First, Let’s Look at How Social Security Benefits Work.
Before we move on to my tips for maximizing Social Security benefits, here’s a quick primer on how the system works.
To become eligible for benefits, you need to earn what’s referred to as 40 “credits.” A credit is essentially each quarter per year worked, so you can earn 4 credits per year provided that you earn a specified minimum amount adjusted regularly by the Social Security Administration (SSA). This equates to a 10-year work history, 4 quarters per year, to become fully insured.
Social Security benefits are calculated based on your earnings history. The highest 35 years are used in this calculation. If you worked more then 35 years only the highest earning years will count. For those who worked less then 35 years those missing years are replaced with zeros. This is how the Primary Insurance Amount (PIA) is determined. It is essential to review your Social Security Statement regularly at SSA.Gov to verify your work history is accurate. Mistakes can happen. If an error is discovered, there is a procedure for you to address discrepancies. Refer to this publication by the SSA: https://www.ssa.gov/pubs/EN-05-10081.pdf.
When Can You Claim Benefits?
You can claim social security benefits as early as age 62, which is when you first become eligible. This benefit is reduced by roughly 25% of what you would receive at Full Retirement Age (FRA), and is also subject to an earnings test. For those who claim early, for every $2 you earn over the earnings test, $1 of benefits will be withheld. The amount withheld is reduced when you reach Full Retirement Age, when 1$ is withheld for every $3 earned over the threshold amount.
For most people, Full Retirement Age happens from age 66 to 67 depending on the year you where born. Upon FRA, you can receive your full benefit, unreduced.
4 of My Top-of-Mind Social Security Benefits Tips:
- Those who delay receiving benefits after Full Retirement Age can receive an annual increase of 8% per year for each year benefits are delayed until age 70. This can amount to a significant increase in benefits received over the course of a long retirement. For most this seems an obvious way to maximize benefits, however that is not always the case, and your individual situation should be analyzed.
- Spouses who have been married at least one year to a “fully insured” Social Security recipient have the option between claiming a 50% spousal benefit at full retirement age OR their own Primary Insurance Amount (PIA) full monthly benefit, whichever is greater. This is an excellent benefit for those who stayed out of the full-time workforce to raise a family and/or work part-time.
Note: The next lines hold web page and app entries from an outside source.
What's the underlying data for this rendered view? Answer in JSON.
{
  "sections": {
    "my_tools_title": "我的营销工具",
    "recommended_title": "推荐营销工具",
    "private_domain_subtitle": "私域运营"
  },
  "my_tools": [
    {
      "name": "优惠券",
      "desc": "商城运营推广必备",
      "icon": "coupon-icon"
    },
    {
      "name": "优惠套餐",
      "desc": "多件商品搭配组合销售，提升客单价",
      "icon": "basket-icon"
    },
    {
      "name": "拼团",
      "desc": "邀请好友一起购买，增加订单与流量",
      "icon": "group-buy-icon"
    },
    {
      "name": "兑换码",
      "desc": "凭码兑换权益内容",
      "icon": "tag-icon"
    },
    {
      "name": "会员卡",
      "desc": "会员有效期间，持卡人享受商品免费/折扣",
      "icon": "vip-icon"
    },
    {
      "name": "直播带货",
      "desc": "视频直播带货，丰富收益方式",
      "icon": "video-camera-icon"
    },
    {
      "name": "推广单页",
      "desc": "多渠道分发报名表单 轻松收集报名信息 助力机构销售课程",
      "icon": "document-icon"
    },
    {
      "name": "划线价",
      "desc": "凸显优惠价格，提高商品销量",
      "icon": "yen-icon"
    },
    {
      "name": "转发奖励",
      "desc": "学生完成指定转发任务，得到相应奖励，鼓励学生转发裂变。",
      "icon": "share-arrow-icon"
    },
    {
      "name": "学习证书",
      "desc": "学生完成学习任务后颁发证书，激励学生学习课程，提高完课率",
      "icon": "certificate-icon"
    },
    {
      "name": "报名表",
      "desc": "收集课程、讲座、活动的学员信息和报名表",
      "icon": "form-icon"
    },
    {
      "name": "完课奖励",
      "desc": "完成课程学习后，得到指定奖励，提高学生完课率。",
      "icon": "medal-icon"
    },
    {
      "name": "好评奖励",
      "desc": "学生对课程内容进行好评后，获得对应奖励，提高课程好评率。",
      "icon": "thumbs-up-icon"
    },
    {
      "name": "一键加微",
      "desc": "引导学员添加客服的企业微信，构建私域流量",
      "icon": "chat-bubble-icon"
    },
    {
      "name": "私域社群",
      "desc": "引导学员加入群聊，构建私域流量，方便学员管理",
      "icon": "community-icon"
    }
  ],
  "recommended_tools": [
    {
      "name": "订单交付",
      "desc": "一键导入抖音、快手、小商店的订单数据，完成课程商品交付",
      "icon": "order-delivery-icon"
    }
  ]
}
- A divorced person may be able to receive spousal benefits based on an ex-spouse’s work record, provided you were married 10 years and you meet other requirements.
- The key to maximizing benefits for a married couple is to coordinate the two benefits. There are dozens of scenarios based on your respective ages, earning records, and life expectancies. One interesting example: if the lower earning spouse’s Primary Insurance Amount (PIA) full monthly benefit is more than 50% of the higher earning spouse, both spouses should probably delay to age 70 to receive maximum benefits. This would be considered optimal for couples with average or longer than average life expectancies.
The potential return on maximizing your benefits is well worth having our team analyze your best course of action. There are myriad scenarios to consider, depending on your distinct situation.
For more on maximizing Social Security benefits, watch this brief and informative video.